• **What the task asks**: Show every line in the records below that contains the word "change".

• **Exercise data**:
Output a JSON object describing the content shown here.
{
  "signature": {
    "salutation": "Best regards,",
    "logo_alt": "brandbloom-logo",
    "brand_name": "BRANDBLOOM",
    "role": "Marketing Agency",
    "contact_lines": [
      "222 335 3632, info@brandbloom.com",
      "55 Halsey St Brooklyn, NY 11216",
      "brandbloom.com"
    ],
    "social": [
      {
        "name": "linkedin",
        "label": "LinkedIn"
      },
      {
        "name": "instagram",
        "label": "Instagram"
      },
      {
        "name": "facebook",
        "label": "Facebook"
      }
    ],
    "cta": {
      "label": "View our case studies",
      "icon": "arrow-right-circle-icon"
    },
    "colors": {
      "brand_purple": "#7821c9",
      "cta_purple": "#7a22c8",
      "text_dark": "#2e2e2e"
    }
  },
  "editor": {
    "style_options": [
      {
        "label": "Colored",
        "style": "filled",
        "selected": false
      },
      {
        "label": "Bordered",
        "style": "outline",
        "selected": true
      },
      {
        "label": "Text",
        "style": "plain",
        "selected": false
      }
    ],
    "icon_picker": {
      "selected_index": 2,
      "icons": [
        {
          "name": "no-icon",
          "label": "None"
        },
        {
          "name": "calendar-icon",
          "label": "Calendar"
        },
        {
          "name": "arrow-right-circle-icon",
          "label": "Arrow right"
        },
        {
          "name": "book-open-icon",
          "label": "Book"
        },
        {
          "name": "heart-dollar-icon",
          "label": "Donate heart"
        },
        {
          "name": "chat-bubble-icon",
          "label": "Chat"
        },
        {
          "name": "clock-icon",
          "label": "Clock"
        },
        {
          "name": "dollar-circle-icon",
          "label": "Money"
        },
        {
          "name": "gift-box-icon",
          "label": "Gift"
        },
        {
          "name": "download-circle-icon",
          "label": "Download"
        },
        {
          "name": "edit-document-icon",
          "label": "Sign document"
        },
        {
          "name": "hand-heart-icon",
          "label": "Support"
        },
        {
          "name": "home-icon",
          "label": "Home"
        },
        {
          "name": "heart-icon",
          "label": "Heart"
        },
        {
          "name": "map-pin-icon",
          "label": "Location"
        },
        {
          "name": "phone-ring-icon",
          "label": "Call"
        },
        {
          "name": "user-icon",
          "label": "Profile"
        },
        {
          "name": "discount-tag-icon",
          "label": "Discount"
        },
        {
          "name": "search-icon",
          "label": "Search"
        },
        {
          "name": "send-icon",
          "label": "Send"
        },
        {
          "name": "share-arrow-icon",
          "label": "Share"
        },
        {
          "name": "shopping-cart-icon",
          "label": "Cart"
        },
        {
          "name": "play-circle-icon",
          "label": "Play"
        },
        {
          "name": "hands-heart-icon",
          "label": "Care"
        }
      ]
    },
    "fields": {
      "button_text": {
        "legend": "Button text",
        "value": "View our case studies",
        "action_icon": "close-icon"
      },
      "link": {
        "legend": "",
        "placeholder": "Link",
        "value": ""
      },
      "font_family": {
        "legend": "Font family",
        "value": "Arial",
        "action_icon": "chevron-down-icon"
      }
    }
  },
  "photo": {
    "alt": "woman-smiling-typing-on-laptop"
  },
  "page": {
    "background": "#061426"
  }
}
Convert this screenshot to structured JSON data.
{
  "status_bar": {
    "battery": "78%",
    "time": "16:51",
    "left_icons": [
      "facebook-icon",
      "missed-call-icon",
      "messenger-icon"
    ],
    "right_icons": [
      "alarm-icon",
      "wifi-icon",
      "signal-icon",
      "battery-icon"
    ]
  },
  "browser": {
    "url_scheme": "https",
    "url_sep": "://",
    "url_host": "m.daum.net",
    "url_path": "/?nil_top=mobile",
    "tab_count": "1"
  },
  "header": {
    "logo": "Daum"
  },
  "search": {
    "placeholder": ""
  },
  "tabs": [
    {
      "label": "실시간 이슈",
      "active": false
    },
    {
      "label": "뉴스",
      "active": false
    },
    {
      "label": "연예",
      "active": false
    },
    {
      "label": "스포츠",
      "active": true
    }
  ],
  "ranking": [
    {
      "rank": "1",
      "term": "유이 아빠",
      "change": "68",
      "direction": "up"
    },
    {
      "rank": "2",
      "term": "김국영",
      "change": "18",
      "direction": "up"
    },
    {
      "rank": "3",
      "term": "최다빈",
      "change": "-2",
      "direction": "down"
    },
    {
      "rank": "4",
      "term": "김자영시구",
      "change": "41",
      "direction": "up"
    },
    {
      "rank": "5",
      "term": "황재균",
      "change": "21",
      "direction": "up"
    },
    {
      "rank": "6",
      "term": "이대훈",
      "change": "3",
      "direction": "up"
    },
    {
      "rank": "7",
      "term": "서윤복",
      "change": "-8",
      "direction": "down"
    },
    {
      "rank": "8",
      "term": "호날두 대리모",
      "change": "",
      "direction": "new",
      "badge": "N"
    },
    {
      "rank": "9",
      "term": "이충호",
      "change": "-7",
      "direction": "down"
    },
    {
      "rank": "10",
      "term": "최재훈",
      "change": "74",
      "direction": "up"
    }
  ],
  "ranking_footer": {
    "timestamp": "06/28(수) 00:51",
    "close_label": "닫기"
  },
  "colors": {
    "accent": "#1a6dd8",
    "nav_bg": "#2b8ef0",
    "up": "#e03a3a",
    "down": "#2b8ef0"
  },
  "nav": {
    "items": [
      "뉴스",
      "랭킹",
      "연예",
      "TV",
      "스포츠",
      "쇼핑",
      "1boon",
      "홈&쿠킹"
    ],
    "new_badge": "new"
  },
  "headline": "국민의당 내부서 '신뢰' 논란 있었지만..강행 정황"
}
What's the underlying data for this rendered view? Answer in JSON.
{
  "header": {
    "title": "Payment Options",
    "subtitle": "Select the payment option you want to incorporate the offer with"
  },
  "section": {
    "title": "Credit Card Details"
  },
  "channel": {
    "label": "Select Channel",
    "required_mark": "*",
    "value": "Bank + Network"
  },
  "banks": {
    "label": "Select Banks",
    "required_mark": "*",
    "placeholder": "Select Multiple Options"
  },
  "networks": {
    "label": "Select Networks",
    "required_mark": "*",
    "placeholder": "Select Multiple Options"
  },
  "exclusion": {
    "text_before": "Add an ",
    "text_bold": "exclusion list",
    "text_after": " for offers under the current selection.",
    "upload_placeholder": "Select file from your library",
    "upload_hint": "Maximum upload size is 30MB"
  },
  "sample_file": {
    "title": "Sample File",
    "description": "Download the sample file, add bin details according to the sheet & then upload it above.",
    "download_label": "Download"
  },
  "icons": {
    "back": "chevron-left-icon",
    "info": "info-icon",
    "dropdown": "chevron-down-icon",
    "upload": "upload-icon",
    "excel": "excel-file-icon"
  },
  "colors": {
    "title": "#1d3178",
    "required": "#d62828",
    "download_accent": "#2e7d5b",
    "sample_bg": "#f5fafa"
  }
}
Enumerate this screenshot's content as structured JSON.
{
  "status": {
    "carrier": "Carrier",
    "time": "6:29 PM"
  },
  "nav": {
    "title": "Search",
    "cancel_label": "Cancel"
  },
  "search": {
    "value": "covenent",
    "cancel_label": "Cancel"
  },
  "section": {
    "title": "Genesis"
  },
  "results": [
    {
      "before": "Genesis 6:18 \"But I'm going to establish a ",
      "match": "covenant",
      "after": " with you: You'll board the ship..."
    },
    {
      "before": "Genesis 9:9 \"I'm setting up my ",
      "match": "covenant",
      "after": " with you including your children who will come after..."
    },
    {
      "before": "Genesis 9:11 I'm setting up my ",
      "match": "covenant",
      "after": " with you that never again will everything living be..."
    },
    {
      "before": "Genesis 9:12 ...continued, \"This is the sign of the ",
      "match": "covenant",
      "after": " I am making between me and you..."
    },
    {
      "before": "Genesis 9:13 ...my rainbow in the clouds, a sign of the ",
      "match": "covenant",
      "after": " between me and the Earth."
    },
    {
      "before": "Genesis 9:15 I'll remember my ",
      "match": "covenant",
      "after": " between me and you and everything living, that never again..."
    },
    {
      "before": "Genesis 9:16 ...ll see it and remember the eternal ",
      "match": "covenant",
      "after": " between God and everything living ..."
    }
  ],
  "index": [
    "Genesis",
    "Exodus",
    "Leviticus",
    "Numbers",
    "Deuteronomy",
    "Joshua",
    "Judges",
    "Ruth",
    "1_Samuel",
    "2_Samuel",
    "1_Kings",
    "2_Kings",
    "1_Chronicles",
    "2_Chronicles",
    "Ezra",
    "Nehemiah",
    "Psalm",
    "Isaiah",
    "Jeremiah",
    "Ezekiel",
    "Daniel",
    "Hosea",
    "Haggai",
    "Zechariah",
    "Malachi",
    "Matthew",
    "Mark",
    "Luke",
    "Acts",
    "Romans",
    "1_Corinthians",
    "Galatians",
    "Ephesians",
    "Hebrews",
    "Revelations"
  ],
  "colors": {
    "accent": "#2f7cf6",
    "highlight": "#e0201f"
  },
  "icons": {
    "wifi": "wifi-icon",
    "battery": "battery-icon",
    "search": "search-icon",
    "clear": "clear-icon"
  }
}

• **Response**:
      "change": "68",
      "change": "18",
      "change": "-2",
      "change": "41",
      "change": "21",
      "change": "3",
      "change": "-8",
      "change": "",
      "change": "-7",
      "change": "74",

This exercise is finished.